By Joe Nocera, Bloomberg
In the late 1990s, when David Boies 1 prosecuted the Microsoft antitrust trial, he told me that despite the thousands of documents, emails and deposition transcripts that were rolled into court each day, no more than 50 were the key to the government’s case.
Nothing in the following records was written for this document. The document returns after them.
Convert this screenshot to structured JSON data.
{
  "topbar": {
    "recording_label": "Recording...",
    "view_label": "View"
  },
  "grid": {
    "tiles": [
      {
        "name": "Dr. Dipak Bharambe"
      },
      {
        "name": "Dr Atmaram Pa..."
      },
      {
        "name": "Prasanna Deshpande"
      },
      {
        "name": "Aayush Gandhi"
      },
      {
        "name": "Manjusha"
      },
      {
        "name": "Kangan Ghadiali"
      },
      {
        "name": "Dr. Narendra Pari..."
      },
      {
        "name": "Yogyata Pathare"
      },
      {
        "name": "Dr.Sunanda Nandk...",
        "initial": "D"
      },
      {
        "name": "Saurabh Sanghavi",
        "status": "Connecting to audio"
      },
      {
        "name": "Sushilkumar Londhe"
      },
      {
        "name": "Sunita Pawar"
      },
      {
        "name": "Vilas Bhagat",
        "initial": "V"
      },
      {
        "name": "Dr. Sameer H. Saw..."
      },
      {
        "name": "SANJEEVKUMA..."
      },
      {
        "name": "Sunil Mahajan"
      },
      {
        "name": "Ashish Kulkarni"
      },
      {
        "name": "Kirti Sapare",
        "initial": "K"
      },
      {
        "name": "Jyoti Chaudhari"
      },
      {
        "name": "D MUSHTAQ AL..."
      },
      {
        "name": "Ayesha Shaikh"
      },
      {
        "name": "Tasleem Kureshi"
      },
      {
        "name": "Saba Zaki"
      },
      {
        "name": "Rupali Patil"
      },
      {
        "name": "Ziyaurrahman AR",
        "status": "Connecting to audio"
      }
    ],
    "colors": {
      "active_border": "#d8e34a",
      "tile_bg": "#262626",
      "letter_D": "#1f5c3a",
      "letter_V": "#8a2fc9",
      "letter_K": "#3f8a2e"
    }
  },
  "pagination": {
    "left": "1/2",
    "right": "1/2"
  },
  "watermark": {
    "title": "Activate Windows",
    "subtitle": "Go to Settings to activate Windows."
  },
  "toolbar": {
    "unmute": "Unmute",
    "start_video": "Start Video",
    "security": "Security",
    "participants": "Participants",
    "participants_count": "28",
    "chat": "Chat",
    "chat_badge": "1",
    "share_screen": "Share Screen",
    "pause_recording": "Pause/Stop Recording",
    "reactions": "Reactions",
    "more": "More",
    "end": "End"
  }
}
He memorized them and knew right where to find them if he needed them in the middle of a cross-examination.
Of those 50, maybe two dozen were the kind you just don’t forget — bald, vivid illustrations of what the government hoped to prove: that Microsoft was using its monopoly power to squeeze Netscape, the upstart browser company that Microsoft viewed as a potential threat to its Windows monopoly.
“How much do we need to pay you to screw Netscape?” Microsoft founder Bill Gates asked, according to an email recapping a meeting with AOL executives. (He added, “This is your lucky day.”)
In another email, Gates suggested that Microsoft offer Intuit “something like $1M … in return for switching browsers” from Netscape to Microsoft’s Internet Explorer.